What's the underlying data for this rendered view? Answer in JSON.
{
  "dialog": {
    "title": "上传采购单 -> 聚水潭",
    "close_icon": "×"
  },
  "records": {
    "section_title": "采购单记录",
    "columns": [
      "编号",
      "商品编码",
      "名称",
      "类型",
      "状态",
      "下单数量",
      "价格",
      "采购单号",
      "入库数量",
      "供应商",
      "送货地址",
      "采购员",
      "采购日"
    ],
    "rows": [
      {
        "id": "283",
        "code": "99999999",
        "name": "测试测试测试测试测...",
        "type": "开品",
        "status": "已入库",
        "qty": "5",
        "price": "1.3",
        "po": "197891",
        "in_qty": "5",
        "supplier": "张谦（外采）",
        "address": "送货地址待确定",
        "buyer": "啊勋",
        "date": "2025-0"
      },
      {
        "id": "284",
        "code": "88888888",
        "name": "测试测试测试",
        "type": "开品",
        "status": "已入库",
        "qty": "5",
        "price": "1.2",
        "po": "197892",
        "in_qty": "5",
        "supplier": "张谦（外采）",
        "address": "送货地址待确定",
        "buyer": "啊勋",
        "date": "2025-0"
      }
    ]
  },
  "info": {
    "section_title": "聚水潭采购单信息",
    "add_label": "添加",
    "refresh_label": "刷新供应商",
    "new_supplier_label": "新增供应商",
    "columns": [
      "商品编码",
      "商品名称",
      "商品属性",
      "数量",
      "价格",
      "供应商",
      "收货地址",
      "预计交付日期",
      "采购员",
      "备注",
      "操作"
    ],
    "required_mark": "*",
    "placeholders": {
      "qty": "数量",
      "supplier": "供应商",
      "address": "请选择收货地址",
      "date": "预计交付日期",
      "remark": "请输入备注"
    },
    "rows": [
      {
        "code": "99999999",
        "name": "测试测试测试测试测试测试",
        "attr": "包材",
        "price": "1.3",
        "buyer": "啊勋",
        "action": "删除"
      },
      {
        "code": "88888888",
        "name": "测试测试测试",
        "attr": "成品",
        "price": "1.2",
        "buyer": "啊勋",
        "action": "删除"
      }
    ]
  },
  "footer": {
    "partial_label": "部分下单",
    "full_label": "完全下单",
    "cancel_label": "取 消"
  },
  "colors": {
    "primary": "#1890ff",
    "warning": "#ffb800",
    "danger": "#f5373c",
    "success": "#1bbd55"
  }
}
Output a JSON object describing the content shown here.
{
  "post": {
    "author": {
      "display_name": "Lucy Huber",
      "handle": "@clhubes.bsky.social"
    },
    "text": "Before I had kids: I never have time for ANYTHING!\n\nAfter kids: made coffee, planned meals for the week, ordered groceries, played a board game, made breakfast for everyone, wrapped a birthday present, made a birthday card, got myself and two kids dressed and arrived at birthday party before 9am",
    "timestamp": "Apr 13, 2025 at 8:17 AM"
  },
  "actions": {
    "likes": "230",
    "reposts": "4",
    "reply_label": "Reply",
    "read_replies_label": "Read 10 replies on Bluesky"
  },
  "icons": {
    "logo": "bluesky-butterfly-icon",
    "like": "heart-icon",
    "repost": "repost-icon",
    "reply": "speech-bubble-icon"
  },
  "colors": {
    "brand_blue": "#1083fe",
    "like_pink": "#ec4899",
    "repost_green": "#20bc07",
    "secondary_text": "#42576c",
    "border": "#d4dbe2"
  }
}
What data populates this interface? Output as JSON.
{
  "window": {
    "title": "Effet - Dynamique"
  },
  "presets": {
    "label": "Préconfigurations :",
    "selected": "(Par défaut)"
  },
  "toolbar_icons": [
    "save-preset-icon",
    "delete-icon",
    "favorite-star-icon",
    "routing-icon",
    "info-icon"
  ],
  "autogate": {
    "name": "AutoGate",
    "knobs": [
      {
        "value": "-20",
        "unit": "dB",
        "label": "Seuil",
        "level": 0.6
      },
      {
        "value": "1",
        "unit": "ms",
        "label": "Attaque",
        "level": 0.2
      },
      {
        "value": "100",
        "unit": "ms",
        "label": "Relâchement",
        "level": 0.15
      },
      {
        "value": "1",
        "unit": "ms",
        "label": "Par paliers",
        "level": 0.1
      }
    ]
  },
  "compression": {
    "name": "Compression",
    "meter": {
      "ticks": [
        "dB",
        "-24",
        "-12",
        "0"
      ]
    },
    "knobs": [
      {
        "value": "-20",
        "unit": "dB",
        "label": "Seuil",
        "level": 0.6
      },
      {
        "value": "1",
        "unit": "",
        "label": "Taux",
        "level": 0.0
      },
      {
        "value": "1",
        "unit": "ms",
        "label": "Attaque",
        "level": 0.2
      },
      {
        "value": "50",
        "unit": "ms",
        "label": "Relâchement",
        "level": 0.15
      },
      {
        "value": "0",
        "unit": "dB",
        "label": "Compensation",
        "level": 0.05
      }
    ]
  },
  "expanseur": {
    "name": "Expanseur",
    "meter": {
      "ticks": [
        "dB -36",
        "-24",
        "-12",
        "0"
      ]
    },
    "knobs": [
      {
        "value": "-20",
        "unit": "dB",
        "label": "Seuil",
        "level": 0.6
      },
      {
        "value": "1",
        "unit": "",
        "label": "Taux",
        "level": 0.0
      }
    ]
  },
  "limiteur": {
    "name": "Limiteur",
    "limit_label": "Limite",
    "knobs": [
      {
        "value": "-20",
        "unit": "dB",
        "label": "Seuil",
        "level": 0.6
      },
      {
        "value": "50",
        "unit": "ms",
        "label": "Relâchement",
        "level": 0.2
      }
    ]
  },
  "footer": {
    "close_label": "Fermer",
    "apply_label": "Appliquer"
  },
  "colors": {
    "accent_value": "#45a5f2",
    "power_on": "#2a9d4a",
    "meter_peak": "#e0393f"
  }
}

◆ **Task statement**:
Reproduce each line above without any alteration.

◆ **Completed exercise**:
What's the underlying data for this rendered view? Answer in JSON.
{
  "dialog": {
    "title": "上传采购单 -> 聚水潭",
    "close_icon": "×"
  },
  "records": {
    "section_title": "采购单记录",
    "columns": [
      "编号",
      "商品编码",
      "名称",
      "类型",
      "状态",
      "下单数量",
      "价格",
      "采购单号",
      "入库数量",
      "供应商",
      "送货地址",
      "采购员",
      "采购日"
    ],
    "rows": [
      {
        "id": "283",
        "code": "99999999",
        "name": "测试测试测试测试测...",
        "type": "开品",
        "status": "已入库",
        "qty": "5",
        "price": "1.3",
        "po": "197891",
        "in_qty": "5",
        "supplier": "张谦（外采）",
        "address": "送货地址待确定",
        "buyer": "啊勋",
        "date": "2025-0"
      },
      {
        "id": "284",
        "code": "88888888",
        "name": "测试测试测试",
        "type": "开品",
        "status": "已入库",
        "qty": "5",
        "price": "1.2",
        "po": "197892",
        "in_qty": "5",
        "supplier": "张谦（外采）",
        "address": "送货地址待确定",
        "buyer": "啊勋",
        "date": "2025-0"
      }
    ]
  },
  "info": {
    "section_title": "聚水潭采购单信息",
    "add_label": "添加",
    "refresh_label": "刷新供应商",
    "new_supplier_label": "新增供应商",
    "columns": [
      "商品编码",
      "商品名称",
      "商品属性",
      "数量",
      "价格",
      "供应商",
      "收货地址",
      "预计交付日期",
      "采购员",
      "备注",
      "操作"
    ],
    "required_mark": "*",
    "placeholders": {
      "qty": "数量",
      "supplier": "供应商",
      "address": "请选择收货地址",
      "date": "预计交付日期",
      "remark": "请输入备注"
    },
    "rows": [
      {
        "code": "99999999",
        "name": "测试测试测试测试测试测试",
        "attr": "包材",
        "price": "1.3",
        "buyer": "啊勋",
        "action": "删除"
      },
      {
        "code": "88888888",
        "name": "测试测试测试",
        "attr": "成品",
        "price": "1.2",
        "buyer": "啊勋",
        "action": "删除"
      }
    ]
  },
  "footer": {
    "partial_label": "部分下单",
    "full_label": "完全下单",
    "cancel_label": "取 消"
  },
  "colors": {
    "primary": "#1890ff",
    "warning": "#ffb800",
    "danger": "#f5373c",
    "success": "#1bbd55"
  }
}
Output a JSON object describing the content shown here.
{
  "post": {
    "author": {
      "display_name": "Lucy Huber",
      "handle": "@clhubes.bsky.social"
    },
    "text": "Before I had kids: I never have time for ANYTHING!\n\nAfter kids: made coffee, planned meals for the week, ordered groceries, played a board game, made breakfast for everyone, wrapped a birthday present, made a birthday card, got myself and two kids dressed and arrived at birthday party before 9am",
    "timestamp": "Apr 13, 2025 at 8:17 AM"
  },
  "actions": {
    "likes": "230",
    "reposts": "4",
    "reply_label": "Reply",
    "read_replies_label": "Read 10 replies on Bluesky"
  },
  "icons": {
    "logo": "bluesky-butterfly-icon",
    "like": "heart-icon",
    "repost": "repost-icon",
    "reply": "speech-bubble-icon"
  },
  "colors": {
    "brand_blue": "#1083fe",
    "like_pink": "#ec4899",
    "repost_green": "#20bc07",
    "secondary_text": "#42576c",
    "border": "#d4dbe2"
  }
}
What data populates this interface? Output as JSON.
{
  "window": {
    "title": "Effet - Dynamique"
  },
  "presets": {
    "label": "Préconfigurations :",
    "selected": "(Par défaut)"
  },
  "toolbar_icons": [
    "save-preset-icon",
    "delete-icon",
    "favorite-star-icon",
    "routing-icon",
    "info-icon"
  ],
  "autogate": {
    "name": "AutoGate",
    "knobs": [
      {
        "value": "-20",
        "unit": "dB",
        "label": "Seuil",
        "level": 0.6
      },
      {
        "value": "1",
        "unit": "ms",
        "label": "Attaque",
        "level": 0.2
      },
      {
        "value": "100",
        "unit": "ms",
        "label": "Relâchement",
        "level": 0.15
      },
      {
        "value": "1",
        "unit": "ms",
        "label": "Par paliers",
        "level": 0.1
      }
    ]
  },
  "compression": {
    "name": "Compression",
    "meter": {
      "ticks": [
        "dB",
        "-24",
        "-12",
        "0"
      ]
    },
    "knobs": [
      {
        "value": "-20",
        "unit": "dB",
        "label": "Seuil",
        "level": 0.6
      },
      {
        "value": "1",
        "unit": "",
        "label": "Taux",
        "level": 0.0
      },
      {
        "value": "1",
        "unit": "ms",
        "label": "Attaque",
        "level": 0.2
      },
      {
        "value": "50",
        "unit": "ms",
        "label": "Relâchement",
        "level": 0.15
      },
      {
        "value": "0",
        "unit": "dB",
        "label": "Compensation",
        "level": 0.05
      }
    ]
  },
  "expanseur": {
    "name": "Expanseur",
    "meter": {
      "ticks": [
        "dB -36",
        "-24",
        "-12",
        "0"
      ]
    },
    "knobs": [
      {
        "value": "-20",
        "unit": "dB",
        "label": "Seuil",
        "level": 0.6
      },
      {
        "value": "1",
        "unit": "",
        "label": "Taux",
        "level": 0.0
      }
    ]
  },
  "limiteur": {
    "name": "Limiteur",
    "limit_label": "Limite",
    "knobs": [
      {
        "value": "-20",
        "unit": "dB",
        "label": "Seuil",
        "level": 0.6
      },
      {
        "value": "50",
        "unit": "ms",
        "label": "Relâchement",
        "level": 0.2
      }
    ]
  },
  "footer": {
    "close_label": "Fermer",
    "apply_label": "Appliquer"
  },
  "colors": {
    "accent_value": "#45a5f2",
    "power_on": "#2a9d4a",
    "meter_peak": "#e0393f"
  }
}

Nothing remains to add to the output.